Looking at exhibit 5. 1 below (Mc Daniel Jr. , & Gates, 2007) this is another example of Qualitative versus Quantitative research one can see that the types of questions qualitative research is based on probing to a small sample size and the information that is being gathered is substantial. Quantitative is limited probing and the sample size are large and the information that is gathered varies. Requirements for administration for qualitative is an interviewer with special skills and the analysis is subjective and interpretive.
Hardware is tape recorders, projection devices, video recorders, pictures etc. Qualitative research requires interviewer with fewer special skills or not interviewer and the analysis is statistical, summation. The hardware is questionnaires, computers and printouts. The degree of replicability for qualitative is low, and for quantitative is high. Researcher training for qualitative is psychology, sociology, consumer behavior etc and quantitative research is more statistical, decision support systems, computer programming etc.

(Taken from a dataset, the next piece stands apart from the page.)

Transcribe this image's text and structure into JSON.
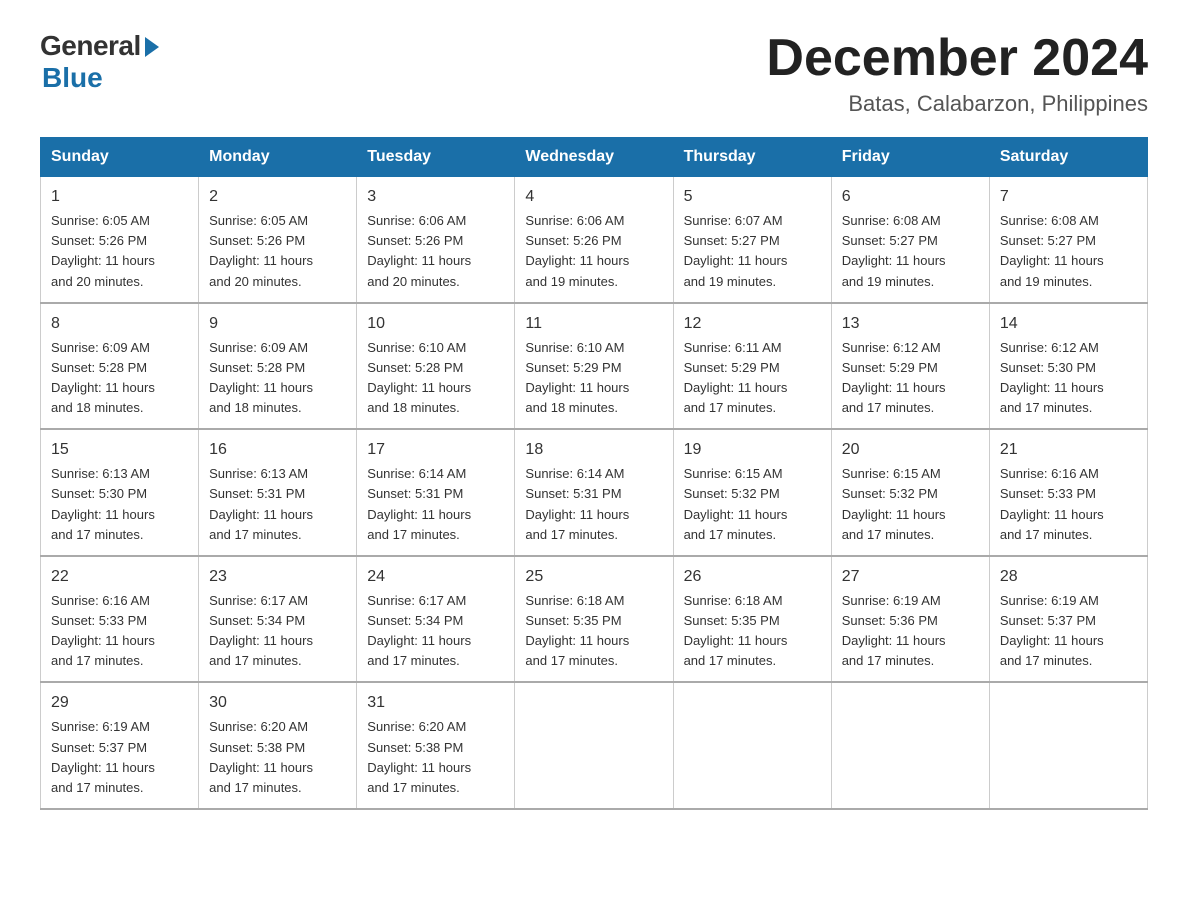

Type of research for qualitative is exploratory and quantitative is descriptive or casual (Mc Daniel Jr. , & Gates, 2007) [pic] * Exhibit 5. 1 obtained from (Mc Daniel Jr. , & Gates, 2007) Tools Used For Each Approach Qualitative approaches consist of focus groups, ethnographic research and in-depth interviews. Focus groups allow participants to gather new ideas and allow participants to feed off each other’s energy in order to determine what the big picture really is.
It allows a company to understand their audience and determine what their attitudes, hopes and dreams are for the specific product or service. Ethnographic research means understanding its audience and going to the audience’s environment in order to determine what shapes their behavior. It allows a company to understand and observe the subconscious habits and emotions surrounding a product’s use. In-depth interviews are another approach to explore and understand information about the audience. This allows a company to establish rapport with their audience and truly understand their perspectives.
Quantitative approaches consist of telephone, mail and online surveys. All survey methodologies consist of complete and accurate data that portrays the target market. Surveys are ideal to measure a company’s product/service image and awareness, evaluate advertising effectiveness, track customer satisfaction, and identify buyer behavior and market segmentation, and measure product/service preferences, needs and acceptance (Research BM, 2009). Summary This paper went over the different research methodologies such as primary and secondary research.
This paper also discussed the advantages and disadvantages of each research method and the difference between qualitative data and quantitative data and the tools to each and the reasons companies choose that type of research. In short, the choice of using qualitative or quantitative should be determined through the situation that is at hand. Each methodology is different and knowing what type of problem that is at hand is the right step towards finding a solution to each problem or finding multiple ways in which a company can address a problem.